WHOLE AGAIN: Bryan, working the stage in a scene from his one-man play at the Theatre Place in New Kingston
They say you never know where life will take you, and it’s a sentiment that rings true for Stefhen Bryan, the subject, writer, producer and star of the lively one-man show Doodu Boy that compensates with ample humour, passion and mild intellect for what it lacks in dramatic intensity. To say the least, Bryan has had quite a life.
Born and raised in Kingston’s tough Dunkirk community by a strict God-fearing mother, Bryan’s ramshackle childhood gives the play much of its spark in the early moments. A rambunctious kid, he has his own Slumdog Millionaire moment, when he accidentally falls into a cesspool at church, narrowly cheating death – an incident that earned him the nickname of the play’s title and relentless jibing from his peers.
Greater humiliation follows, as Bryan later recalls episodes like the time he went to visit the father who rejected him as a boy, at the old man’s home in the States, only to have the door slammed repeatedly in his face and the police summoned. About the dad he both idolized and despised, Bryan remarks, “The part of me that hates my father makes me want to be better than him.”

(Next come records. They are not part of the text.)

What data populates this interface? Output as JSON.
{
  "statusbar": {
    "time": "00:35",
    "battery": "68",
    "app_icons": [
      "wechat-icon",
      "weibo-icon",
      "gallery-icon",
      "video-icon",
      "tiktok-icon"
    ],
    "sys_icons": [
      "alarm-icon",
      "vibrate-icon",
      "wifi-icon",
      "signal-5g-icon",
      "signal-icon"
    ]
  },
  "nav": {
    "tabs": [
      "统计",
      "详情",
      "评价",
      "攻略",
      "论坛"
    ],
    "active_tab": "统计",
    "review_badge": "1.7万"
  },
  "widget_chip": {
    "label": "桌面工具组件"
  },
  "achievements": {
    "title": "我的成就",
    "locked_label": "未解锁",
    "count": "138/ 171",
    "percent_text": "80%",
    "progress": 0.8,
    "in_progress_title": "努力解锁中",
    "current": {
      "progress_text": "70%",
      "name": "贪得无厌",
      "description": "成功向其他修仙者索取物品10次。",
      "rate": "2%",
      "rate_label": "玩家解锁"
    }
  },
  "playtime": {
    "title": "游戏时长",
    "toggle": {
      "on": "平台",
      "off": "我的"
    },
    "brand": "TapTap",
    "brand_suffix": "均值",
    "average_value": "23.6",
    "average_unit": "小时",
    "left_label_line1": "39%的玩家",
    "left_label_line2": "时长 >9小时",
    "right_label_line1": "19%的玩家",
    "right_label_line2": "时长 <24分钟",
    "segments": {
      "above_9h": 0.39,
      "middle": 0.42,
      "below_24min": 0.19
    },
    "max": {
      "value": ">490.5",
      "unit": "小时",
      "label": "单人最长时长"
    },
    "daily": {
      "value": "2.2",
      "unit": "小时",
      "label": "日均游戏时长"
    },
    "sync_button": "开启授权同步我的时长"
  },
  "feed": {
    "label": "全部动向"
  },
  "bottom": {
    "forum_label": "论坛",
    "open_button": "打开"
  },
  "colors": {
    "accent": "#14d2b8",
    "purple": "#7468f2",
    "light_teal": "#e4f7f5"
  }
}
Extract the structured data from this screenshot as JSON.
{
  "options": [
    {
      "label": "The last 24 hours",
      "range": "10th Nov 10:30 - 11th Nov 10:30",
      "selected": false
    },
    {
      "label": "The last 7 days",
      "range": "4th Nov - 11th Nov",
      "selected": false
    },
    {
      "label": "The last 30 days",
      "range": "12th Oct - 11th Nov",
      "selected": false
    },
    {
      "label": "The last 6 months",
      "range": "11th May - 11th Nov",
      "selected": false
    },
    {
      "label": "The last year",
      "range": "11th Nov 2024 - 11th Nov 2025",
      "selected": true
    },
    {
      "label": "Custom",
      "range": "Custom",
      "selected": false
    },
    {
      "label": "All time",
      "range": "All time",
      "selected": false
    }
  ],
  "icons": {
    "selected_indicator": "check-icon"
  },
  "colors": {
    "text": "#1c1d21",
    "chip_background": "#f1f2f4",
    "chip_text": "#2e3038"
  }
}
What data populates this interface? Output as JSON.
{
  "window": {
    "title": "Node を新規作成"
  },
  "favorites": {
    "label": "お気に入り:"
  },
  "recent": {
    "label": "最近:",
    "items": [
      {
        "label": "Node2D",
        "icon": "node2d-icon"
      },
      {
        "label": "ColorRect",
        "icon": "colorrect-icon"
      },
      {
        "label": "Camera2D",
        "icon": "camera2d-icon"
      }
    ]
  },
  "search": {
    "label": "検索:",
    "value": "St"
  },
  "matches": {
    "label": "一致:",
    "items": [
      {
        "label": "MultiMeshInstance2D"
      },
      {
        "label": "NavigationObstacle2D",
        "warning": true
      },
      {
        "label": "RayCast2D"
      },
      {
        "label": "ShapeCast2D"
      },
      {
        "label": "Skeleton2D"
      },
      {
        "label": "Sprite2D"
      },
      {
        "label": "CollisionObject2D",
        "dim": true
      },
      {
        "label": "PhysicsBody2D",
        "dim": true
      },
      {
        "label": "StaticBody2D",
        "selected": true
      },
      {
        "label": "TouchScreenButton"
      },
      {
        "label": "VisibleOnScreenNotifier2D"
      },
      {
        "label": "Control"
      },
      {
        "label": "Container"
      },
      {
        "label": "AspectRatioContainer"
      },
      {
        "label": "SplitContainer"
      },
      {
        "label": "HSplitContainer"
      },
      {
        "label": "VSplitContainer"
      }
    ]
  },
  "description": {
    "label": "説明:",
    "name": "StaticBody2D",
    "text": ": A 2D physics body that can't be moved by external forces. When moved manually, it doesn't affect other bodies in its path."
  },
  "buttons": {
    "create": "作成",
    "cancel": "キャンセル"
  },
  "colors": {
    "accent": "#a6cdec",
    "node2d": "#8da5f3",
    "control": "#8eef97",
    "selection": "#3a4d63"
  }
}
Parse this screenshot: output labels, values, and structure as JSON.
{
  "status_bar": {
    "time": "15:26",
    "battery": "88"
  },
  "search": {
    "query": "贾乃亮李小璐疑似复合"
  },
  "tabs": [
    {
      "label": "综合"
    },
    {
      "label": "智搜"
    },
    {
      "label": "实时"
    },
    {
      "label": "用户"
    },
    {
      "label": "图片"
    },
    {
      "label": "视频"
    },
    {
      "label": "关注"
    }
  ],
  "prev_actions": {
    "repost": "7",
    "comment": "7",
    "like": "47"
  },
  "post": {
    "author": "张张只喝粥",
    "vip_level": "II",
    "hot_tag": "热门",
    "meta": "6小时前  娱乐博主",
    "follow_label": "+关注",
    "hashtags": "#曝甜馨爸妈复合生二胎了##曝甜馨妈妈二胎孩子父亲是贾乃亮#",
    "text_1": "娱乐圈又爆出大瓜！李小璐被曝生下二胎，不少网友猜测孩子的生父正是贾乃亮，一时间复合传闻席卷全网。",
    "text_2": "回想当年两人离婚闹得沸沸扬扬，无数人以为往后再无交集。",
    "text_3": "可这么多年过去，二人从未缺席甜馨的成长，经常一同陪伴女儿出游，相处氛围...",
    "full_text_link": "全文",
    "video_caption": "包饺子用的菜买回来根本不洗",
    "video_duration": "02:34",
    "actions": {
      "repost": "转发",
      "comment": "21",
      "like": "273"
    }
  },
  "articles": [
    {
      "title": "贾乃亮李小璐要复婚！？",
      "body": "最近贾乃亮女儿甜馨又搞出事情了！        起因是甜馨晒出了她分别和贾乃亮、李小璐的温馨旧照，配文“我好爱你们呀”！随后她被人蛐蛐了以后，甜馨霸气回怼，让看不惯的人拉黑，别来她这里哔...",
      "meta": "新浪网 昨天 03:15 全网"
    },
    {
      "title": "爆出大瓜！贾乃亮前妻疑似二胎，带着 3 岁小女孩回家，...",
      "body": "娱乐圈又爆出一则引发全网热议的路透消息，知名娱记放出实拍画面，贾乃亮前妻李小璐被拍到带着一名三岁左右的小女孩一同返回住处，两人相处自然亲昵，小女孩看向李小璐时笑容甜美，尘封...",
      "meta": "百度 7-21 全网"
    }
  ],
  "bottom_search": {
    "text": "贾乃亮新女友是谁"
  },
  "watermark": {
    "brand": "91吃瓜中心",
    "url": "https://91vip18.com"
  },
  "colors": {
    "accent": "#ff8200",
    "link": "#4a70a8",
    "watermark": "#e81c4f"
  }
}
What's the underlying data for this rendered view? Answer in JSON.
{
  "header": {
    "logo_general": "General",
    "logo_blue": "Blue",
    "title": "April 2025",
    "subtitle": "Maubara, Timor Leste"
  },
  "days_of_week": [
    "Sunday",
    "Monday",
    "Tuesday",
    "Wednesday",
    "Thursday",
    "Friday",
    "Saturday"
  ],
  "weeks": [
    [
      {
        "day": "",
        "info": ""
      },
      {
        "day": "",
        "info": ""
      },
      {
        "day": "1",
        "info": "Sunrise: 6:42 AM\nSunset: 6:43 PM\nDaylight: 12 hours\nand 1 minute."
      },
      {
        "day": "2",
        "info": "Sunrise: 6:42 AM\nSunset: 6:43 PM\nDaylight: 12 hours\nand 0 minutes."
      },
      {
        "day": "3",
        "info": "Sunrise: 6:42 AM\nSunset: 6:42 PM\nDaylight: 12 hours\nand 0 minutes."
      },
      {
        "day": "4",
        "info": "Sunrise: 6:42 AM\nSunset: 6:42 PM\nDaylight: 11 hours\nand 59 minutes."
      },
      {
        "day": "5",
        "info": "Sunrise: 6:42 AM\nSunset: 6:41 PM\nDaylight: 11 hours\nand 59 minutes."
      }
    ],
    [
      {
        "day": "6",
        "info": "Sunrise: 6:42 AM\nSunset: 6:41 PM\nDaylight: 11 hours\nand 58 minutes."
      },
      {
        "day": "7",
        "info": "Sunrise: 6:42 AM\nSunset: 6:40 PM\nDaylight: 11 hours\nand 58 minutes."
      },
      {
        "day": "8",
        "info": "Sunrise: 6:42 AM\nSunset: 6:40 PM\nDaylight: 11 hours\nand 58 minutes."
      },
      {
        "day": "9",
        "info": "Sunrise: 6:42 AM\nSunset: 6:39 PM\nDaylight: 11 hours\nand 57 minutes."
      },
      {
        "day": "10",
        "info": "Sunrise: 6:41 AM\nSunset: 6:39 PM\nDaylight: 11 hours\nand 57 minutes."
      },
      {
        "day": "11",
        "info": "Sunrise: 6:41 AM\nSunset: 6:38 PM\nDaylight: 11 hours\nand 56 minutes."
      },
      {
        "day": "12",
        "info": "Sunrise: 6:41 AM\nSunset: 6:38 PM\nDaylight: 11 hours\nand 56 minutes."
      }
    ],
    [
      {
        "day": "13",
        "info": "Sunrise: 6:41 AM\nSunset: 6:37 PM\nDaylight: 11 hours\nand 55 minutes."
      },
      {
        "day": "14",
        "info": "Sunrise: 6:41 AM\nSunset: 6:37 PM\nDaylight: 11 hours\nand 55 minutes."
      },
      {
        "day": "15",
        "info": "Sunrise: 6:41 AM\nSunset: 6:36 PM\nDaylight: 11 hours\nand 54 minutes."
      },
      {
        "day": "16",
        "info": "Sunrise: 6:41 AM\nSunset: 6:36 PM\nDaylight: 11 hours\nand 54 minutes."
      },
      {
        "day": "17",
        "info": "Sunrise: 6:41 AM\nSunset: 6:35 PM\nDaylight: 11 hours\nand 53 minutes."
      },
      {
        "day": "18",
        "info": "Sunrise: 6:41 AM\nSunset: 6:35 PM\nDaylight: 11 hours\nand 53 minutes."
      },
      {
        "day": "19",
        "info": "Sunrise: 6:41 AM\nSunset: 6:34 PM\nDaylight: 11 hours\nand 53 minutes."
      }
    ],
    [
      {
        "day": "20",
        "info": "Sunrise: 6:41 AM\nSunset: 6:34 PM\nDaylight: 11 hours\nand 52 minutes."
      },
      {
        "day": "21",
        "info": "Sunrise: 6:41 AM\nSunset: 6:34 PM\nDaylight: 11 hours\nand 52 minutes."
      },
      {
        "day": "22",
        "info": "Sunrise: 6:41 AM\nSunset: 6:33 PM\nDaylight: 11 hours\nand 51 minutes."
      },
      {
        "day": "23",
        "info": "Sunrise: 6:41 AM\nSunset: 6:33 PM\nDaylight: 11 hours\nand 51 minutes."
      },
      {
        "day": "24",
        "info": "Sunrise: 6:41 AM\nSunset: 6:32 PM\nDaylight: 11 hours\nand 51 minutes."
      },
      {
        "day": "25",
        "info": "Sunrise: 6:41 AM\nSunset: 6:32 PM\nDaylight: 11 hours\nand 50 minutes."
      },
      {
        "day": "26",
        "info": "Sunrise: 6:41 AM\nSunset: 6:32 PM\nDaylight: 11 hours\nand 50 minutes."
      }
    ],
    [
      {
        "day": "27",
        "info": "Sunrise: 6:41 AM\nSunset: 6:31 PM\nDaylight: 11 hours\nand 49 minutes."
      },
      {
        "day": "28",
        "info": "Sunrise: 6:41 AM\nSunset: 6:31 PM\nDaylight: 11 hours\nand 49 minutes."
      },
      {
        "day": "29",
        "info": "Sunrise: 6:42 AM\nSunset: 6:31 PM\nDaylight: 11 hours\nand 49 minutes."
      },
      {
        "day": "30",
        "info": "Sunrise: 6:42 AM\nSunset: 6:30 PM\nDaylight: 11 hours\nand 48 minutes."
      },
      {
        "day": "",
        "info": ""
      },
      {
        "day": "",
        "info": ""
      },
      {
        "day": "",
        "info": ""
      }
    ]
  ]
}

Although there is no shortage of family drama, mental health issues, and even thoughts of suicide, the Stefhen Bryan story is not all gloom and painful memories. You cheer him on when he enrolls in Psychotherapy at UCLA and graduates with flying colours at age 30 – and comes back to Jamaica 15 years later to reunite with his mother and grandmother. In one of the play’s most poignant moments, he mends fences with his father, as the old man nears death, the victim of a violent stroke.
Jamaica may have been the land of Bryan’s birth, but it’s during a sojourn in Japan (as a teacher of English) that he experiences an epic rebirth and falls head over heels for a Japanese girl who can’t live without her Al Green.
In the end, the high energy, self-deprecating humour and powers of recall that Brown (now 51) brings to the performance, easily reminds one of the acclaimed one-woman opus, Jamaica Farewell, written by and starring Bryan’s mentor Debra Ehrhardt.
But what makes Bryan’s story compelling, in spite of the shortcomings, is the unflinching candour he channels into those eerie chapters of his past to offer a revealing coming-of-age saga, spun with emotional heft, that conveys the (sometimes shocking) experiences of a man who, when all is said and done, is not easily broken. Tyrone’s Verdict: B